Remote Parent Training using Behavior Skills Training

Canva People on a Video Call scaled
Discover the empowering world of remote parent training using Behavior Skills Training (BST) in this informative post, outlining practical strategies and insights for facilitating effective and supportive learning experiences for parents seeking guidance in behavior management and developmental support.

Most of us are at home providing families with support the best we can. For most, this means parent training. Many parents have stepped up and are surprising us with their great ABA skills. How can we make the most of it? We can’t model what we want them to do with their child. I try to explain the best I can, but it is difficult without being there. However, there are still ways to provide behavior skills training while providing services remotely. 


Remote BST Strategies:

1. Written Protocol. First, email them written information on what you want them to do.
If you are like me and have a difficult time not using ABA terms, just follow up with definitions and examples relating to their child. Remember to be very specific. You may need to provide specific steps of what you are asking them to do. Email prior to the scheduled parent training session so they have a chance to review it.

2. Verbal Instructions. At the start of the session, review the information you emailed and answer any questions they may have. Make sure to provide rationales as to why the skill is important so they buy into the process. This will give you a chance to address their concerns and modify procedures or materials based on their feedback. 

3. Modeling. This is the tough part. How do you model behavior if you are viewing the family through a computer screen? Video! Have your child or other willing participant role play so you can show the family what you want them to do. You may want to provide various recordings showing different circumstances that may arise and how to respond in the moment. Provide examples while you are describing what you are doing and more naturalistic examples.
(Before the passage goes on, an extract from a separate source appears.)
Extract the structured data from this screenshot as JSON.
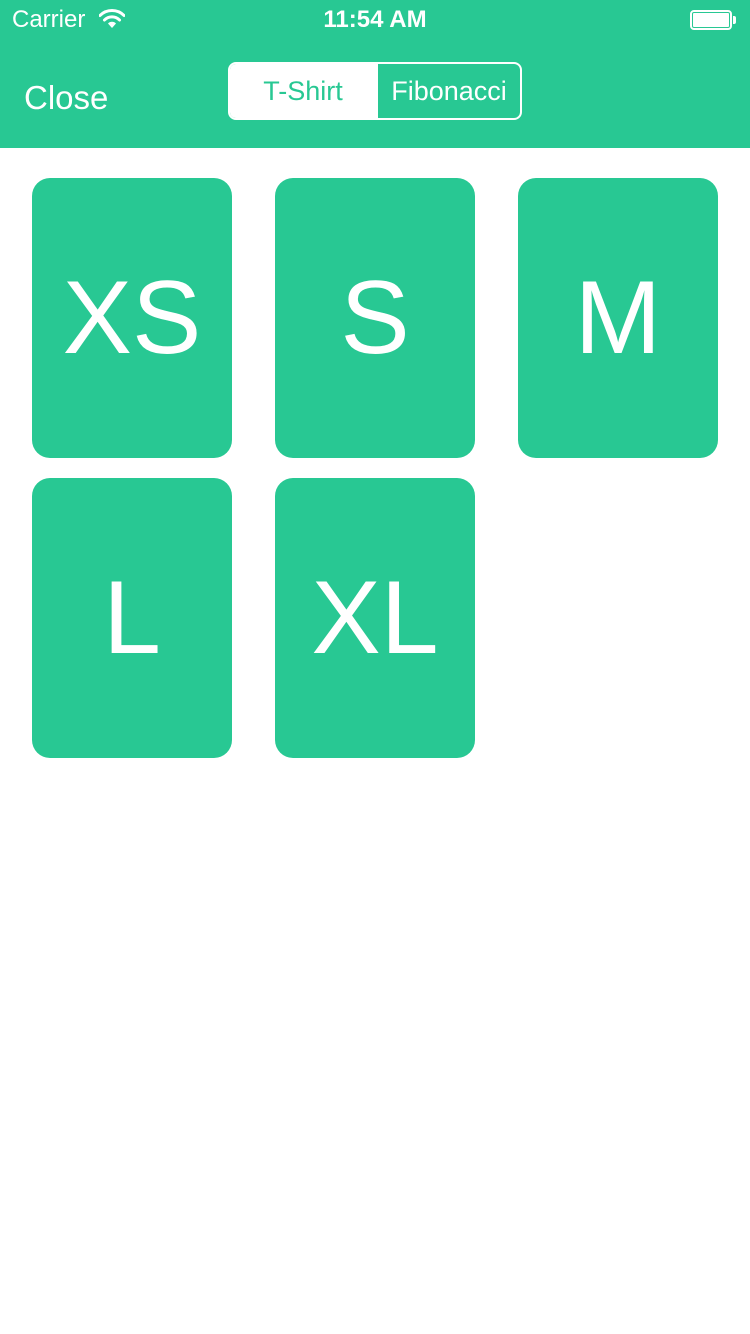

4. Rehearsal. Have them try it. Reinforce and interrupt if needed to give feedback in the moment. If needed, they could run through it with a different child, spouse or even just go through the steps themselves. This way when they are implementing the program with their child, your client, they will feel more confident and you won’t need to interrupt as much for training on the basics. 

5. Feedback. Reinforce their participation. We all need reinforcement. Make sure to use behavior-specific praise and try to have a 4:1 ratio of 4 positives to 1 corrective statement. The parent is now the behavior therapist so train and reinforce the parent as you would the therapists. 

6. Repeat as Needed. Practice as much as necessary. Make additional videos modeling program implementation while highlighting the
pieces the parent has difficulty with. Continue to explain the reasons behind what you are asking so they understand the importance and are more likely to focus on those instructional components. I find treatment integrity data helps provide parents exactly what I am looking for or the important pieces of what I am asking them to implement. It lists out what exactly I am scoring about their behavior while working with their child.The parent could also record program implementation during the week and send it to you for feedback. 


Other Resources

For other ideas on providing remote ABA services and providing caregivers with specifics on teaching life skills, check out my other blogs:

Making the Most of Remote ABA

Teaching Flexibility Minimizing the Dreaded Tantrum

Teaching my Child to Talk More


Related Resources

Want to stay up to date with all that GBS has to offer?

Search Graham Behavior

Can’t seem to find what you’re looking for? Get in touch with us.